News Media Reaches Down; Potentially Finds a Pair? Multiple Outlets Call Paul Ryan Out on Convention Speech Falsehoods
It’s early to be optimistic, but something beautiful has happened over the last few days: a politician running for office told a bunch of lies, and some media publications actually called him a liar, in print.
How cool is that?
For the less politically-minded of you out there, Paul Ryan is the guy Mitt Romney picked to be his running mate, which is super confusing because he shares a name with both Ron and Rand Paul, and Rand Paul also shares a name with Ayn Rand, the anti-government rape fetishist that Paul Ryan claims to be an ardent philosophical devotee of, except for the parts where she hates religion and likes contraceptives and abortion.
So Paul Ryan, the new Republican running mate. All those other people, not. We got it?
Onward: Paul Ryan, this VP hopeful, gave a speech on Wednesday in which he told a lot of lies.
It’s important to be clear that we’re not talking about half-truths, spin, misdirection, or any of those other words we use to mean “yeah, he basically lied to us, but he kept some plausible deniability so let’s pretend he didn’t mean to.”
We’re talking about lies. Provably false statements of fact.
This has, of course, been going on for months. Just this week I threw up my own hands on this very blog, saying that we were all just going to have to get used to a post-factual campaign. No major news outlets, beyond a few leftie blogs, seemed inclined to actually come out and say “guys, the Romney campaign is lying. These things just aren’t true.”
It’s not really surprising when somewhere like The Rachel Maddow Show‘s MaddowBlog puts out a headline like “Paul Ryan stands on a foundation of lies.” They’ve been on top of even minor falsehoods for a while now, aggressively enough that even I would categorize some of their “Chronicling Mitt’s Mendacity” claims as petty, and picking on minor differences of perspective rather than bald falsehood. I expected them to beat the Paul Ryan convention speech like it owed them money, and they did.
Likewise, the Romney campaign has openly said that they don’t care what fact-checkers think, and PolitiFact has had enough egg on its collective face lately that their “False” rating for a few of Ryan’s convention speech claims won’t make a lot of ripples.
But a lot of people outside the far left and/or politics junkie circles read the Huffington Post (if only for the sideboobs), so their “Paul Ryan Address: Convention Speech Built On Demonstrably Misleading Assertions” carries some weight. It also looks back far enough to rap the Romney campaign for the entirely false claim that Obama ended the welfare work requirements, something they’ve mostly been getting away with so far:
It was just one of several striking and demonstrably misleading elements of Ryan’s much-anticipated acceptance speech.
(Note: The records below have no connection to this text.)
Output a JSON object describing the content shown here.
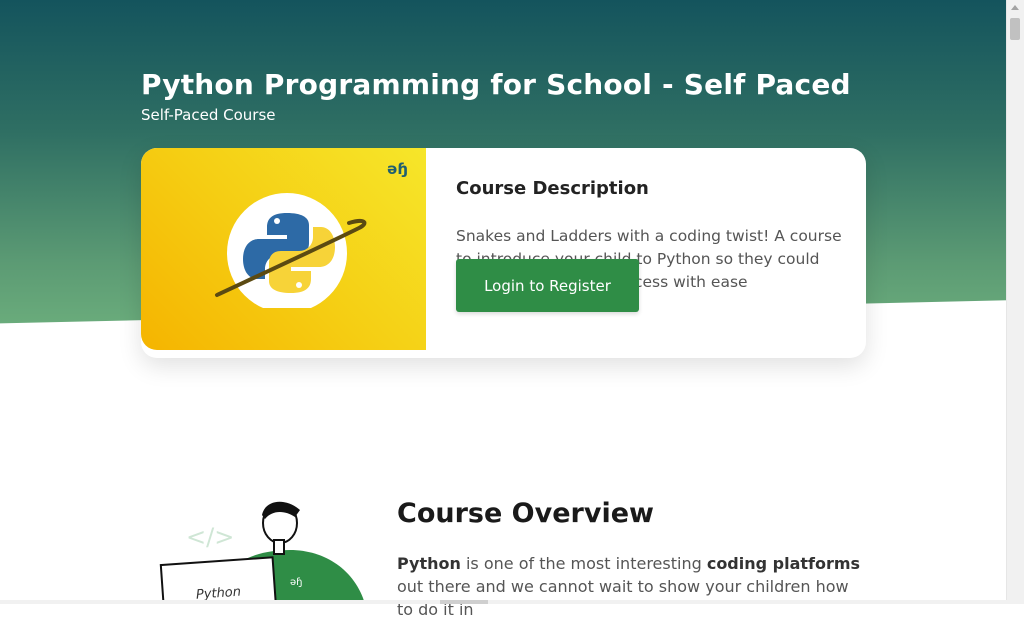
{
  "hero": {
    "title": "Python Programming for School - Self Paced",
    "subtitle": "Self-Paced Course"
  },
  "course_card": {
    "logo_text": "əɧ",
    "emblem_icon": "python-logo-icon",
    "heading": "Course Description",
    "description": "Snakes and Ladders with a coding twist! A course to introduce your child to Python so they could climb the ladder of success with ease",
    "login_button_label": "Login to Register"
  },
  "overview": {
    "illustration_icon": "student-with-laptop-illustration",
    "illustration_code_tag": "</>",
    "illustration_laptop_text": "Python",
    "heading": "Course Overview",
    "text_part1": "Python",
    "text_part2": " is one of the most interesting ",
    "text_part3": "coding platforms",
    "text_part4": " out there and we cannot wait to show your children how to do it in"
  },
  "colors": {
    "hero_gradient_top": "#14545d",
    "hero_gradient_bottom": "#6bad7c",
    "accent_green": "#2f8d46",
    "banner_yellow": "#f5cf14"
  }
}
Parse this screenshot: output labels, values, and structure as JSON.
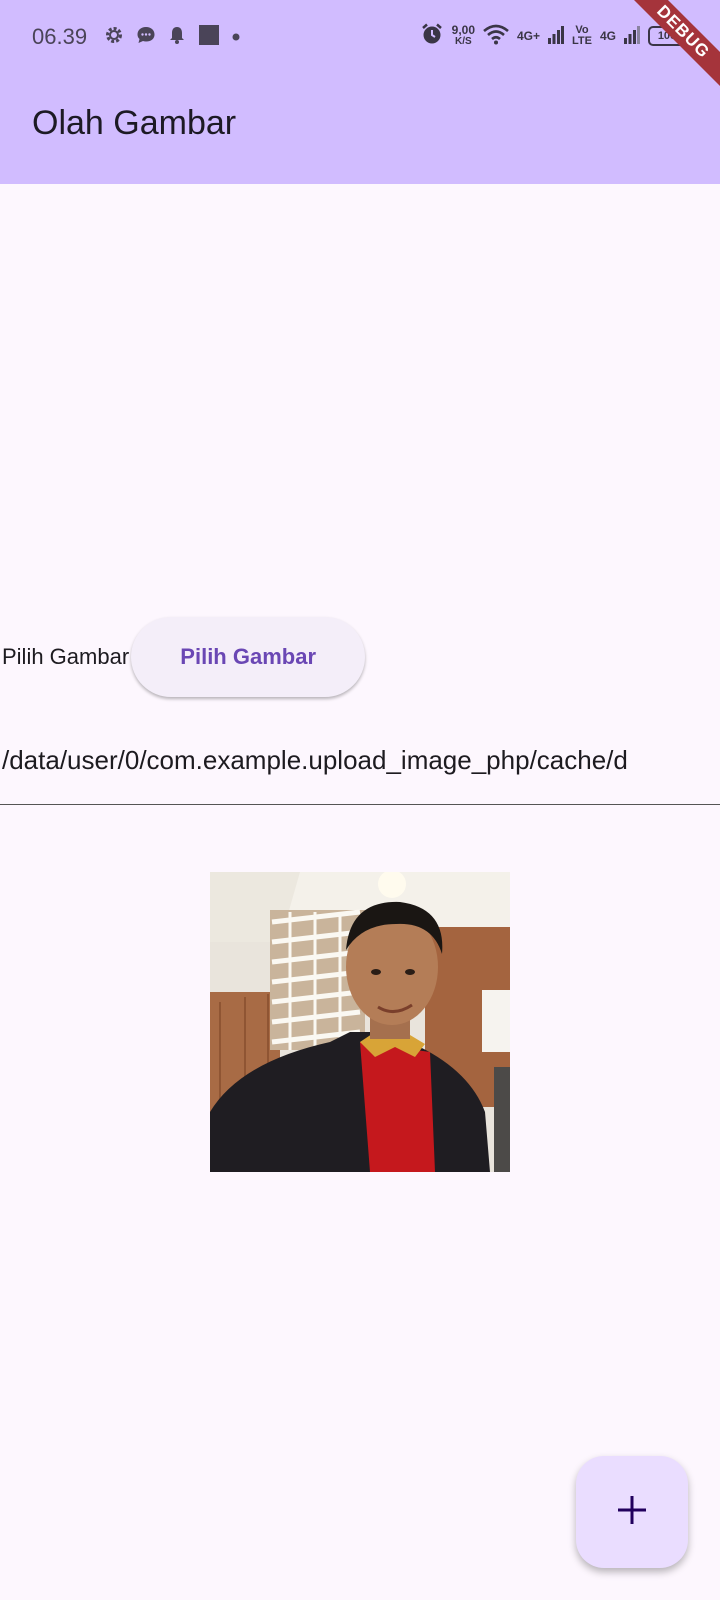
{
  "status_bar": {
    "time": "06.39",
    "net_speed_value": "9,00",
    "net_speed_unit": "K/S",
    "network_1": "4G+",
    "volte_top": "Vo",
    "volte_bottom": "LTE",
    "network_2": "4G",
    "battery": "100",
    "left_icons": [
      "settings-gear-icon",
      "message-bubble-icon",
      "bell-icon",
      "square-notification-icon",
      "dot-icon"
    ],
    "right_icons": [
      "alarm-icon",
      "wifi-icon",
      "signal-bars-icon",
      "signal-bars-icon",
      "battery-icon"
    ]
  },
  "debug_banner": "DEBUG",
  "app_bar": {
    "title": "Olah Gambar"
  },
  "picker": {
    "label": "Pilih Gambar",
    "button_label": "Pilih Gambar"
  },
  "path_field": {
    "value": "/data/user/0/com.example.upload_image_php/cache/d"
  },
  "fab": {
    "icon": "plus-icon"
  },
  "colors": {
    "app_bar": "#d1bcff",
    "background": "#fdf7fe",
    "button_text": "#6a47b4",
    "fab_background": "#eaddff"
  }
}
And it comes just days after Romney pollster Neil Newhouse warned, defending the campaign’s demonstrably false ads claiming Obama removed work requirements from welfare, “We’re not going to let our campaign be dictated by fact-checkers.”
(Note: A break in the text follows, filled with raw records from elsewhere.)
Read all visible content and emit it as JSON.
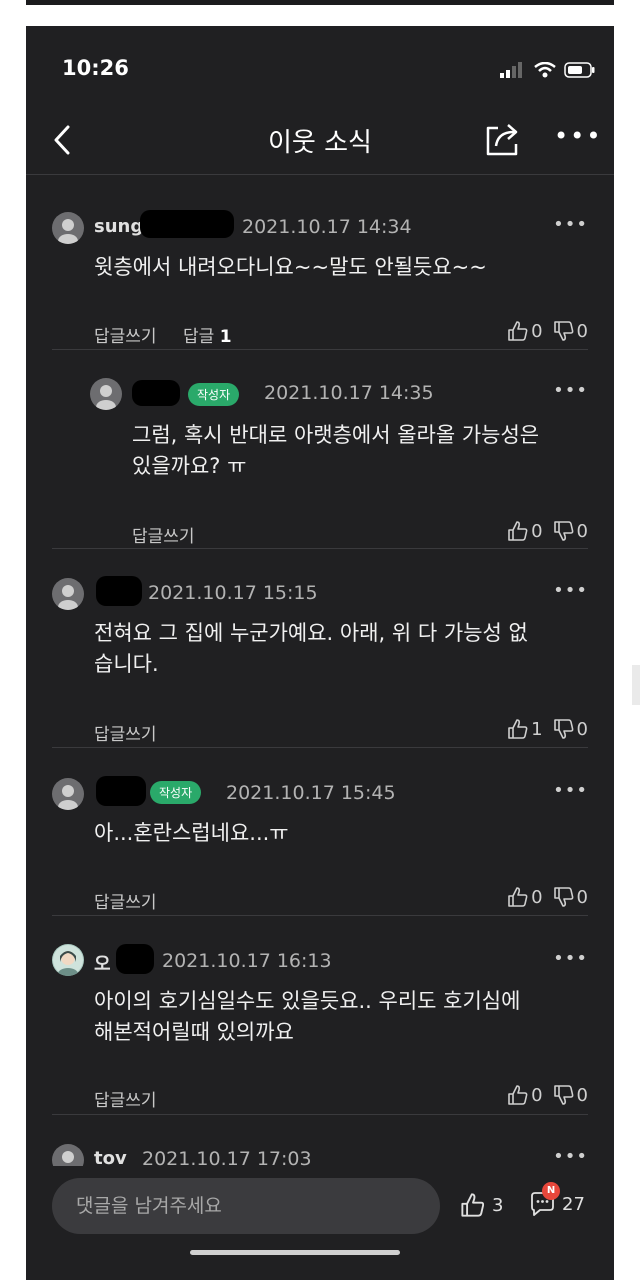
{
  "status": {
    "time": "10:26"
  },
  "nav": {
    "title": "이웃 소식"
  },
  "comments": [
    {
      "name": "sung",
      "badge": "",
      "date": "2021.10.17 14:34",
      "text_lines": [
        "윗층에서 내려오다니요~~말도 안될듯요~~"
      ],
      "reply_label": "답글쓰기",
      "replies_label": "답글",
      "replies_count": "1",
      "likes": "0",
      "dislikes": "0"
    },
    {
      "name": "",
      "badge": "작성자",
      "date": "2021.10.17 14:35",
      "text_lines": [
        "그럼, 혹시 반대로 아랫층에서 올라올 가능성은",
        "있을까요? ㅠ"
      ],
      "reply_label": "답글쓰기",
      "likes": "0",
      "dislikes": "0"
    },
    {
      "name": "",
      "badge": "",
      "date": "2021.10.17 15:15",
      "text_lines": [
        "전혀요 그 집에 누군가예요. 아래, 위 다 가능성 없",
        "습니다."
      ],
      "reply_label": "답글쓰기",
      "likes": "1",
      "dislikes": "0"
    },
    {
      "name": "",
      "badge": "작성자",
      "date": "2021.10.17 15:45",
      "text_lines": [
        "아...혼란스럽네요...ㅠ"
      ],
      "reply_label": "답글쓰기",
      "likes": "0",
      "dislikes": "0"
    },
    {
      "name": "오",
      "badge": "",
      "date": "2021.10.17 16:13",
      "text_lines": [
        "아이의 호기심일수도 있을듯요.. 우리도 호기심에",
        "해본적어릴때 있의까요"
      ],
      "reply_label": "답글쓰기",
      "likes": "0",
      "dislikes": "0"
    },
    {
      "name": "tov",
      "badge": "",
      "date": "2021.10.17 17:03"
    }
  ],
  "bottom": {
    "placeholder": "댓글을 남겨주세요",
    "like_count": "3",
    "comment_count": "27",
    "notification_badge": "N"
  },
  "icons": [
    "back-chevron-icon",
    "share-icon",
    "more-icon",
    "signal-icon",
    "wifi-icon",
    "battery-icon",
    "thumbs-up-icon",
    "thumbs-down-icon",
    "comment-bubble-icon"
  ],
  "colors": {
    "background": "#202022",
    "author_badge": "#2aa96a",
    "notification": "#e8473b"
  }
}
Jonathan Bernstein in the Washington Post editorial page goes further, leading his piece “Paul Ryan fails — the truth” off with the phrase “It was, by any reasonable standards, a staggering, staggering lie.”
Ezra Klein wrote an almost touchingly saddened piece (“A not-very-truthful speech in a not-very-truthful campaign“) looking back on his mostly-unsuccessful attempts to make an earlier “The true, the false, and the misleading: Grading Paul Ryan’s convention speech” column longer on “true” and shorter on “false,” in the interest of even-handedness.
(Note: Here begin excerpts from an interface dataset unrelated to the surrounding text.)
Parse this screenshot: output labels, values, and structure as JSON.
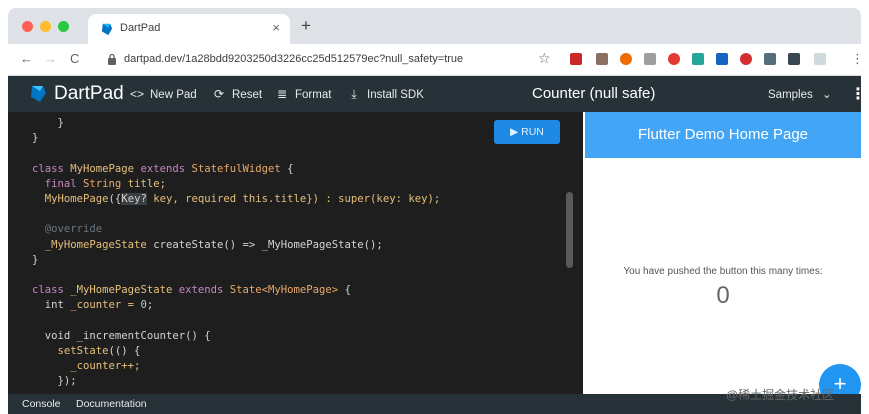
{
  "browser": {
    "tab_title": "DartPad",
    "tab_close": "×",
    "new_tab": "+",
    "nav": {
      "back": "←",
      "forward": "→",
      "reload": "C"
    },
    "url": "dartpad.dev/1a28bdd9203250d3226cc25d512579ec?null_safety=true",
    "bookmark": "☆",
    "menu": "⋮",
    "colors": {
      "close": "#ff5f57",
      "min": "#febc2e",
      "max": "#28c840"
    }
  },
  "appbar": {
    "brand": "DartPad",
    "new_pad": "New Pad",
    "new_pad_icon": "<>",
    "reset": "Reset",
    "reset_icon": "⟳",
    "format": "Format",
    "format_icon": "≣",
    "install_sdk": "Install SDK",
    "install_icon": "⤓",
    "title": "Counter (null safe)",
    "samples": "Samples",
    "samples_chevron": "⌄",
    "menu": "⋮"
  },
  "editor": {
    "run": "▶ RUN",
    "lines": {
      "l1": "    }",
      "l2": "}",
      "l3a": "class ",
      "l3b": "MyHomePage",
      "l3c": " extends ",
      "l3d": "StatefulWidget",
      "l3e": " {",
      "l4a": "  final ",
      "l4b": "String",
      "l4c": " title;",
      "l5a": "  MyHomePage",
      "l5b": "({",
      "l5c": "Key?",
      "l5d": " key, required this.title}) : super(key: key);",
      "l7": "  @override",
      "l8a": "  _MyHomePageState",
      "l8b": " createState() => _MyHomePageState();",
      "l9": "}",
      "l11a": "class ",
      "l11b": "_MyHomePageState",
      "l11c": " extends ",
      "l11d": "State<MyHomePage>",
      "l11e": " {",
      "l12a": "  int",
      "l12b": " _counter = ",
      "l12c": "0",
      "l12d": ";",
      "l14a": "  void",
      "l14b": " _incrementCounter() {",
      "l15a": "    setState",
      "l15b": "(() {",
      "l16": "      _counter++;",
      "l17": "    });"
    }
  },
  "preview": {
    "title": "Flutter Demo Home Page",
    "message": "You have pushed the button this many times:",
    "counter": "0",
    "fab": "+"
  },
  "bottombar": {
    "console": "Console",
    "documentation": "Documentation"
  },
  "watermark": "@稀土掘金技术社区"
}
And, miriable, Fox News contributor Sally Kohn described “Paul Ryan’s speech in 3 words” as “dazzling, deceiving, and distracting,” elaborating under the second heading that
to anyone paying the slightest bit of attention to facts, Ryan’s speech was an apparent attempt to set the world record for the greatest number of blatant lies and misrepresentations slipped into a single political speech.
Now, Ms. Kohn tends to play the role of the token liberal when she comments for Fox News, but they did run it, and that tells you something.
It tells you that maybe, just maybe, “one of the two campaigns for the Presidency of the United States is based heavily on outright lies” has finally become a news story.
I’m amazed that it took this long.